So today I dropped the kids off at this new place and sweated it out in the car outside all afternoon. The woman was very keen that I not hang around for long, as she said it made it more difficult for kids to get settled in. Tara was somewhat upset when I left, but by all accounts she quickly settled down, ate lunch, and proceeded to play the entire afternoon. This was not a problem – the sleeping kids slept in another room with the door closed and were not disturbed. When I went back in some time around 4.30, she was completely happy and at-home there, and didn’t bother too much about me.

So, all in all, this place seems more convincing than the other. Amit and I both really liked the person in charge (while we found it difficult to like any of the women at the first place). It is a ten minute drive away from our office complex, unfortunately, but perhaps that is a small price to pay?

And there is a smaller price to pay in a very literal sense as well – this place costs less than half of the other on a monthly basis, and has none of the entry barriers that amount to 80 k in the other place. So it makes sense to go with it for a while and see if it works, don’t you think? After all, the place with only one microwave and plenty of attitude isn’t going anywhere and we can always go back there later on if we wish.

The kids have put up a sterling performance in all this. They’ve been almost unmitigatedly cheerful and easy-going. Despite being left alone this afternoon at this new place (and Tara being a little upset by it) they were all ready to go back to the first place at the end of the afternoon, just so they could play with some of the toys over there!

I still feel a little selfish for wanting to go back to work… but I think that eventually the girls will begin to love day care (as they already love school) and that it will do them no harm in the long run. Or at least that’s what I want to believe right now. I just hope we’re doing the right thing and choosing the right daycare. It is so hard to trust our little girls to somebody else’s care.

Advertisements

Leave a Reply

Fill in your details below or click an icon to log in:

WordPress.com Logo

You are commenting using your WordPress.com account. Log Out / Change )

Twitter picture

You are commenting using your Twitter account. Log Out / Change )

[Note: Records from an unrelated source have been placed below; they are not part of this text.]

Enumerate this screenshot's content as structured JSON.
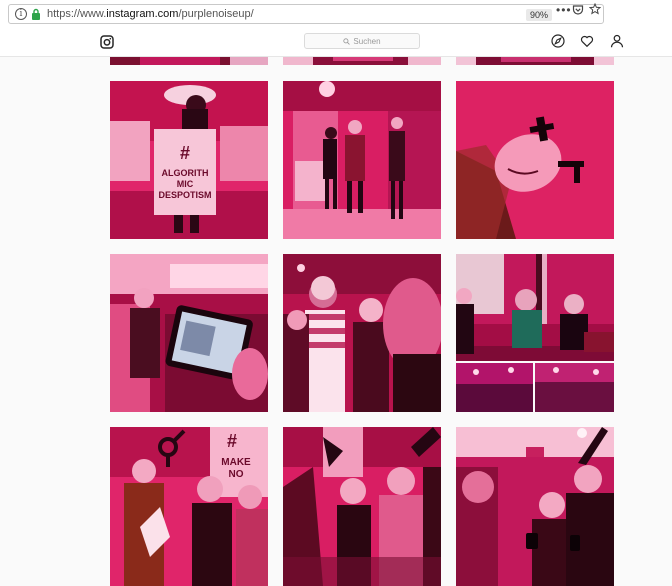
{
  "browser": {
    "url_prefix": "https://www.",
    "url_host": "instagram.com",
    "url_path": "/purplenoiseup/",
    "zoom": "90%",
    "menu_glyph": "•••",
    "icons": [
      "info-icon",
      "lock-icon",
      "page-actions-icon",
      "pocket-icon",
      "star-icon"
    ]
  },
  "header": {
    "search_placeholder": "Suchen",
    "icons": [
      "instagram-logo-icon",
      "search-icon",
      "compass-icon",
      "heart-icon",
      "user-icon"
    ]
  },
  "posts": {
    "sign_hash": "#",
    "sign_line1": "ALGORITH",
    "sign_line2": "MIC",
    "sign_line3": "DESPOTISM",
    "sign_make_hash": "#",
    "sign_make": "MAKE",
    "sign_make2": "NO"
  },
  "colors": {
    "accent_magenta": "#e0256a",
    "deep_magenta": "#a30d45",
    "bright_pink": "#ff4f8f"
  }
}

Facebook photo

You are commenting using your Facebook account. Log Out / Change )

Google+ photo

You are commenting using your Google+ account. Log Out / Change )

Connecting to %s